Finger on Fast-forward: Transgender Literature and Theory from 1990 to Present Day

DeRosa University Center, Room 211

Despite the common belief that transgender and other non-binary identities are a recent phenomenon, evidence suggests that they have existed in societies throughout history all across the world. Transgender characters have also appeared in literature for many years, though their roles and how they are portrayed has evolved. Since its origin as an academic field 30 years ago, transgender theory has also experienced shifts in what ideas are being focused on. From the 1993 publications of both Leslie Feinberg’s novel Stone Butch Blues and Sandy Stone’s discussion of the transgender memoir in “A Posttranssexual Manifesto,” trans literature and theory have begun to look past the basic trans origin story and are, instead, focusing on gender as an oppressive construct.
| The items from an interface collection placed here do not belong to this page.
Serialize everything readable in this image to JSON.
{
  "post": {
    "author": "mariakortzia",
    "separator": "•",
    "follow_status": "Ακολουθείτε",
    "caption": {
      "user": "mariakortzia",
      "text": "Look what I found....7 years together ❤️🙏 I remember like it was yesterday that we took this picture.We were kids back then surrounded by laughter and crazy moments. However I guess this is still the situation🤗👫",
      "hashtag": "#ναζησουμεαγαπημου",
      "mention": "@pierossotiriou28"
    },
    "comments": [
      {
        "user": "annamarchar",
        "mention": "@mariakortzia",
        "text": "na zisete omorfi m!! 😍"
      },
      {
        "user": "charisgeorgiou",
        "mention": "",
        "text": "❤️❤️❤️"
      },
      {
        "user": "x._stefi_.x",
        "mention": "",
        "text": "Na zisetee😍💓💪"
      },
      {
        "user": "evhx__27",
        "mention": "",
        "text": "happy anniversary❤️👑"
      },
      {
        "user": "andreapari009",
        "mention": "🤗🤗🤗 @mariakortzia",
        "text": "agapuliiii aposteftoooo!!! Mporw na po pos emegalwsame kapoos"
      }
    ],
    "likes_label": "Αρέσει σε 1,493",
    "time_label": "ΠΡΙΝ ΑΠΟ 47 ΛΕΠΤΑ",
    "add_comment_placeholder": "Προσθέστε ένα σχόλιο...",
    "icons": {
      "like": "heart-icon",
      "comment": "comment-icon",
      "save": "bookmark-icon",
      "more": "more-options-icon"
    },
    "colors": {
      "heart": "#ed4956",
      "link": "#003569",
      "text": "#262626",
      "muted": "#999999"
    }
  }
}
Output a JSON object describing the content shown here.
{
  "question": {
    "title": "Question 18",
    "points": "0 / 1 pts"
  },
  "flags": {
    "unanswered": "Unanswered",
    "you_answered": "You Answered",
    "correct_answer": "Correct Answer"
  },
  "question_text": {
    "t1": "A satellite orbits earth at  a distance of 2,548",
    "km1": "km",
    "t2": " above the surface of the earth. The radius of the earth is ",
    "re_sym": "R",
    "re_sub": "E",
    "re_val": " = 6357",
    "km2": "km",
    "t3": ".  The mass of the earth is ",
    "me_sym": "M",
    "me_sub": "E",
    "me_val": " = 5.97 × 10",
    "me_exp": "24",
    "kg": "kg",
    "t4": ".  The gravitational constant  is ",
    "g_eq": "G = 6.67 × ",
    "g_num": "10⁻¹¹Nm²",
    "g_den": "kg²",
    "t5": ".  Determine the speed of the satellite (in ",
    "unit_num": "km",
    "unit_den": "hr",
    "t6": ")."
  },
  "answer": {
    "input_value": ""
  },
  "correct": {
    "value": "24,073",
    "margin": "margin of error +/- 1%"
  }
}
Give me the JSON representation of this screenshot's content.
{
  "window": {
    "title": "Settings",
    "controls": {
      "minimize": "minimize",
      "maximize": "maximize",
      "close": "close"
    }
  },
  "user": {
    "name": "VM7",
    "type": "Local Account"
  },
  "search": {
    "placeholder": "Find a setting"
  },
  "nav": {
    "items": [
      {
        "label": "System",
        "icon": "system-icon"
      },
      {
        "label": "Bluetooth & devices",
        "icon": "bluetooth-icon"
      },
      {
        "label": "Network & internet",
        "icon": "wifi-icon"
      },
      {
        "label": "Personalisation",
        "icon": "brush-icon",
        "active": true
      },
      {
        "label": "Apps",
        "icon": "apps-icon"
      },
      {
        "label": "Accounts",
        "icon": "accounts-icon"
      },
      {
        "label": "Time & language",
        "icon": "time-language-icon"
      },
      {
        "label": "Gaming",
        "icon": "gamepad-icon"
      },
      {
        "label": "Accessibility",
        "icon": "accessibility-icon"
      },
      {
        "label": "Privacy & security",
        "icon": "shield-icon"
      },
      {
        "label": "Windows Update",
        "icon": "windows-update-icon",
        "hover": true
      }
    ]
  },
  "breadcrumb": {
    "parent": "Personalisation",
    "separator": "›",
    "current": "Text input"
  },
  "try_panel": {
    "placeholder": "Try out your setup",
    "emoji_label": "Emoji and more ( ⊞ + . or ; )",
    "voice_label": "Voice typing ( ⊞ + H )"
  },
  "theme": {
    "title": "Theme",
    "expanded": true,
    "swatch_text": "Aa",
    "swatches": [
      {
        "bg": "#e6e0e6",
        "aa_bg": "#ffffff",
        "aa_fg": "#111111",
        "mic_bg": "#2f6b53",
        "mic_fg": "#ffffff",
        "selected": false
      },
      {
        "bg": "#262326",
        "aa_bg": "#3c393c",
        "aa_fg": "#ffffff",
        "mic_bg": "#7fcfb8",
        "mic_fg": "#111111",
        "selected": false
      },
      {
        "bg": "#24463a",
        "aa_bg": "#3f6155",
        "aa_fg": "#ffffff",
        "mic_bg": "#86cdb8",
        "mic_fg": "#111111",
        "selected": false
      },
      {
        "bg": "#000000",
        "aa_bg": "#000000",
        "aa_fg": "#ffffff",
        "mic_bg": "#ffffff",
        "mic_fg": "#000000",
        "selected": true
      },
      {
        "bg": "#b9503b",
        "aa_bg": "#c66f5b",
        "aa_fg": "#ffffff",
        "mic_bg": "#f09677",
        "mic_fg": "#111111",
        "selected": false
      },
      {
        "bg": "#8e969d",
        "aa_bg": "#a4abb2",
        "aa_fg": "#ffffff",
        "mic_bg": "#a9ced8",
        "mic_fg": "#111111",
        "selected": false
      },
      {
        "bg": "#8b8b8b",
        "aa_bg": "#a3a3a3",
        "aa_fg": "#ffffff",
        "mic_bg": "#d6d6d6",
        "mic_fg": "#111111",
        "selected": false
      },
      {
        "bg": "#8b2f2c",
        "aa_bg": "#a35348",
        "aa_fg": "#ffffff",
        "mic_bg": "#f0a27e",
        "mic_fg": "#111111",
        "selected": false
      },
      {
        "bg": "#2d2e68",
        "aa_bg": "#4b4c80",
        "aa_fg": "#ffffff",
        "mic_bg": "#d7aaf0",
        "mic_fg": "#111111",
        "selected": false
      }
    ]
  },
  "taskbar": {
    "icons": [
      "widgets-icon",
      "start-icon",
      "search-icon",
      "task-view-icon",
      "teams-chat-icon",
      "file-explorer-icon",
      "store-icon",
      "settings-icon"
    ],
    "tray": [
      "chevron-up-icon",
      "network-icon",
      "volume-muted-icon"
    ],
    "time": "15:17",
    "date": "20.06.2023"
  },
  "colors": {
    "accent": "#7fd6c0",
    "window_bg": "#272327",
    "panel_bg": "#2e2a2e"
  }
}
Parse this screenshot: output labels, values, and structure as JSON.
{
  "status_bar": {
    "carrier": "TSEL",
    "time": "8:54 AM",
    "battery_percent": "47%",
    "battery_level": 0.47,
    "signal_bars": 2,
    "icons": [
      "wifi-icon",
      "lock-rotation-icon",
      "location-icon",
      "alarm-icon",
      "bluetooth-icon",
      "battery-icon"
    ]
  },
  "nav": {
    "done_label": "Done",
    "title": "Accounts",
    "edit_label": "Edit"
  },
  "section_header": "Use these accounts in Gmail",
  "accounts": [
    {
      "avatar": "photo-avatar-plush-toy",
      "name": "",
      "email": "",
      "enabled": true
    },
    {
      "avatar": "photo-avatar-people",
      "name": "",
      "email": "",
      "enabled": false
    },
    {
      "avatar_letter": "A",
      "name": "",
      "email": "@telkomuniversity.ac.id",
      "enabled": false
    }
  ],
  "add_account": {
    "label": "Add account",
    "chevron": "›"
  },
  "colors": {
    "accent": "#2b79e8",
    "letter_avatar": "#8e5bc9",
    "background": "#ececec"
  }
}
This body of scholarship has interrogated how factors such as race and class impact the lives of trans individuals. My research project reflects on the rapid theoretical evolution that transgender studies has experienced by examining works such as Kai Cheng Thom’s magical realist memoir Fierce Femmes and Notorious Liars and Andrea Lawlor’s novel Paul Takes the Form of a Mortal Girl. I argue that these works are illustrative of a theoretical shift in the discipline, what Susan Stryker emphasizes is a move towards examining how gender functions in relation to other institutions such as academia, medicine, education, and media.